> WHAT YOU NEED TO DO
Word for word, restate all of the records.

--- SUPPLIED ENTRIES ---

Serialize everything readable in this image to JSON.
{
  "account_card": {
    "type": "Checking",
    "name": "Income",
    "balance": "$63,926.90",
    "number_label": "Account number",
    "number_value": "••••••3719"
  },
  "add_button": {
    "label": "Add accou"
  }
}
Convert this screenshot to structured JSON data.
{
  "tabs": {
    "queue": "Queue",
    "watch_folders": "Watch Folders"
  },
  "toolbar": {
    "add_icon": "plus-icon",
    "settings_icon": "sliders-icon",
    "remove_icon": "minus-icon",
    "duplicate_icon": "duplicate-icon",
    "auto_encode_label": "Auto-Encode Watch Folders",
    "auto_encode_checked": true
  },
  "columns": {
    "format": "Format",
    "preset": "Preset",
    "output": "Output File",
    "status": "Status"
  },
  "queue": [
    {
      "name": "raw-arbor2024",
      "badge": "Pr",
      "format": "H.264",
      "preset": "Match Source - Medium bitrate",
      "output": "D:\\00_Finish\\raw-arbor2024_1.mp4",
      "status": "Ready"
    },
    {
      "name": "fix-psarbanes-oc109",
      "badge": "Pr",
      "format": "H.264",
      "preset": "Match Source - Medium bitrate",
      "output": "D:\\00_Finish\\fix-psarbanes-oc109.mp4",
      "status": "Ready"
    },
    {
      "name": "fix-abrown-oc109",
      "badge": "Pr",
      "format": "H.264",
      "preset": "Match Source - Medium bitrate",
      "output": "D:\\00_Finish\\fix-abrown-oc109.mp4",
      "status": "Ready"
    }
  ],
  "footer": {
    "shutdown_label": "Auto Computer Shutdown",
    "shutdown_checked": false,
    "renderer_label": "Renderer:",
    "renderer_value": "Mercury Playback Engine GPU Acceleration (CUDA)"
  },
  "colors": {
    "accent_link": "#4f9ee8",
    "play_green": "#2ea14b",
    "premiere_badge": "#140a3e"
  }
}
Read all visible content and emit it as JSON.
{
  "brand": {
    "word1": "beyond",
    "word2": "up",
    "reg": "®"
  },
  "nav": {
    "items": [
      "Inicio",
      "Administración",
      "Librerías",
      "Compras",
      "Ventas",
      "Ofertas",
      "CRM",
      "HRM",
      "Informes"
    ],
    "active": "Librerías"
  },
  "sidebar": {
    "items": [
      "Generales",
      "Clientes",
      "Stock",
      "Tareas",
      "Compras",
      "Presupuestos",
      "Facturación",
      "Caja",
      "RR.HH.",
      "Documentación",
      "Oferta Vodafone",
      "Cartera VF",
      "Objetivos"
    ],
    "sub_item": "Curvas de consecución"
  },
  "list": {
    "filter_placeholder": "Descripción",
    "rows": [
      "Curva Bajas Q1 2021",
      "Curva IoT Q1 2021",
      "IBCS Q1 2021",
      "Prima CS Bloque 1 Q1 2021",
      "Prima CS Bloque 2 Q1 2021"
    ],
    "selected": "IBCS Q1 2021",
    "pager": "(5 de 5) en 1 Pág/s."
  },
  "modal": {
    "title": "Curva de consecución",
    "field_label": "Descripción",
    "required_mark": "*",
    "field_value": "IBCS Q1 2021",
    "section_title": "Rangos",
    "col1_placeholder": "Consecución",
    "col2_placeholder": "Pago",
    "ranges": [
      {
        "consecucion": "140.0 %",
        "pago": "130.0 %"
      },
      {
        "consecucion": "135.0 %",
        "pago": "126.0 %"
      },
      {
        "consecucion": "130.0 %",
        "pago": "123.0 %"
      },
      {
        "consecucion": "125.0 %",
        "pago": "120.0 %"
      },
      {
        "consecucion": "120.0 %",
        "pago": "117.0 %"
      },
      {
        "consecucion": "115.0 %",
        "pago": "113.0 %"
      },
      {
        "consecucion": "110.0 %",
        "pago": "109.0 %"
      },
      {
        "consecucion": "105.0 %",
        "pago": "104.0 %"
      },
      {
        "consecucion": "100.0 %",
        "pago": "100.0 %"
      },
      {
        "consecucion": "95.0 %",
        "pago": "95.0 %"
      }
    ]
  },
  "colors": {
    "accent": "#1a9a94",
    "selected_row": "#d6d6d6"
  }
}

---

> EXERCISE RESULT
Serialize everything readable in this image to JSON.
{
  "account_card": {
    "type": "Checking",
    "name": "Income",
    "balance": "$63,926.90",
    "number_label": "Account number",
    "number_value": "••••••3719"
  },
  "add_button": {
    "label": "Add accou"
  }
}
Convert this screenshot to structured JSON data.
{
  "tabs": {
    "queue": "Queue",
    "watch_folders": "Watch Folders"
  },
  "toolbar": {
    "add_icon": "plus-icon",
    "settings_icon": "sliders-icon",
    "remove_icon": "minus-icon",
    "duplicate_icon": "duplicate-icon",
    "auto_encode_label": "Auto-Encode Watch Folders",
    "auto_encode_checked": true
  },
  "columns": {
    "format": "Format",
    "preset": "Preset",
    "output": "Output File",
    "status": "Status"
  },
  "queue": [
    {
      "name": "raw-arbor2024",
      "badge": "Pr",
      "format": "H.264",
      "preset": "Match Source - Medium bitrate",
      "output": "D:\\00_Finish\\raw-arbor2024_1.mp4",
      "status": "Ready"
    },
    {
      "name": "fix-psarbanes-oc109",
      "badge": "Pr",
      "format": "H.264",
      "preset": "Match Source - Medium bitrate",
      "output": "D:\\00_Finish\\fix-psarbanes-oc109.mp4",
      "status": "Ready"
    },
    {
      "name": "fix-abrown-oc109",
      "badge": "Pr",
      "format": "H.264",
      "preset": "Match Source - Medium bitrate",
      "output": "D:\\00_Finish\\fix-abrown-oc109.mp4",
      "status": "Ready"
    }
  ],
  "footer": {
    "shutdown_label": "Auto Computer Shutdown",
    "shutdown_checked": false,
    "renderer_label": "Renderer:",
    "renderer_value": "Mercury Playback Engine GPU Acceleration (CUDA)"
  },
  "colors": {
    "accent_link": "#4f9ee8",
    "play_green": "#2ea14b",
    "premiere_badge": "#140a3e"
  }
}
Read all visible content and emit it as JSON.
{
  "brand": {
    "word1": "beyond",
    "word2": "up",
    "reg": "®"
  },
  "nav": {
    "items": [
      "Inicio",
      "Administración",
      "Librerías",
      "Compras",
      "Ventas",
      "Ofertas",
      "CRM",
      "HRM",
      "Informes"
    ],
    "active": "Librerías"
  },
  "sidebar": {
    "items": [
      "Generales",
      "Clientes",
      "Stock",
      "Tareas",
      "Compras",
      "Presupuestos",
      "Facturación",
      "Caja",
      "RR.HH.",
      "Documentación",
      "Oferta Vodafone",
      "Cartera VF",
      "Objetivos"
    ],
    "sub_item": "Curvas de consecución"
  },
  "list": {
    "filter_placeholder": "Descripción",
    "rows": [
      "Curva Bajas Q1 2021",
      "Curva IoT Q1 2021",
      "IBCS Q1 2021",
      "Prima CS Bloque 1 Q1 2021",
      "Prima CS Bloque 2 Q1 2021"
    ],
    "selected": "IBCS Q1 2021",
    "pager": "(5 de 5) en 1 Pág/s."
  },
  "modal": {
    "title": "Curva de consecución",
    "field_label": "Descripción",
    "required_mark": "*",
    "field_value": "IBCS Q1 2021",
    "section_title": "Rangos",
    "col1_placeholder": "Consecución",
    "col2_placeholder": "Pago",
    "ranges": [
      {
        "consecucion": "140.0 %",
        "pago": "130.0 %"
      },
      {
        "consecucion": "135.0 %",
        "pago": "126.0 %"
      },
      {
        "consecucion": "130.0 %",
        "pago": "123.0 %"
      },
      {
        "consecucion": "125.0 %",
        "pago": "120.0 %"
      },
      {
        "consecucion": "120.0 %",
        "pago": "117.0 %"
      },
      {
        "consecucion": "115.0 %",
        "pago": "113.0 %"
      },
      {
        "consecucion": "110.0 %",
        "pago": "109.0 %"
      },
      {
        "consecucion": "105.0 %",
        "pago": "104.0 %"
      },
      {
        "consecucion": "100.0 %",
        "pago": "100.0 %"
      },
      {
        "consecucion": "95.0 %",
        "pago": "95.0 %"
      }
    ]
  },
  "colors": {
    "accent": "#1a9a94",
    "selected_row": "#d6d6d6"
  }
}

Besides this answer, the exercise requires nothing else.